I don't know about you, but I've always thought of suburbs -- for good or ill -- as places characterized by high rates of home ownership, dominated by the autombile, and marked by a population that is middle-class or better. East Hills, though it is populated by many fine residents, doesn't meet any of those criteria.
The Web site's own profile of the neighborhood concedes that the "[h]ousing stock is primarily rental." And with no disrespect intended to the people who live there, the neighborhood has distinctly urban problems. According to our friends at the University Center of Social and Urban Research, it's got a poverty rate roughly equivalent to that of Homewood. At the time of the 2000 Census, nearly half of its households didn't own their own automobile.
Meanwhile, the eastern neighborhood of Swisshelm Park isn't listed among the suburban contenders at all ... even though its page asserts that "Swisshelm Park is often mistaken for a suburban neighborhood."
In fairness, many of the categories furnish results that make more sense -- Lawrenceville tops out among trendy neighborhoods, for example, along with Downtown and the South Side Flats. It's a little sad, meanwhile, that among the very few categories where majority-black neighborhoods dominate is "saving." There, Homewood tops the list: The site describes it as "more than a place to live; it's a place to get involved." I guess that's the civic-booster equivalent of describing a home as a "handyman's special."
You can mix categories too, and as long as the choices you make are complementary, the results seem pretty accurate. Try checking off your interest in "suburbs in the city" and "nightlife," though, and you're prompted to consider such swinging neighborhoods as Overbrook.

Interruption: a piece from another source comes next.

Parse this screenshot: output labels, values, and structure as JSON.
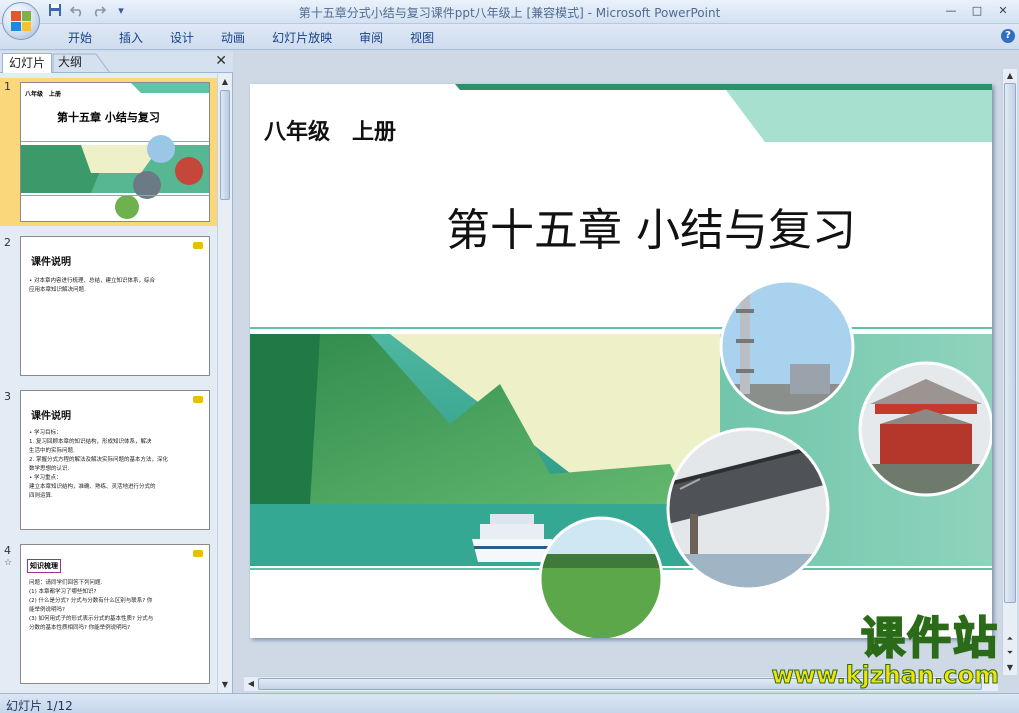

And what happens if you pick all the categories at once, seeking the neighborhood that really has it all? The answers are ... South Side Flats, Regent Square, and Downtown.
I suppose that makes some sense -- the South Side and Downtown pop up among the site's top recommendations frequently. But I guess the real question about the site is this: Wasn't the need for relentlessly upbeat online PR the reason God created Pop City?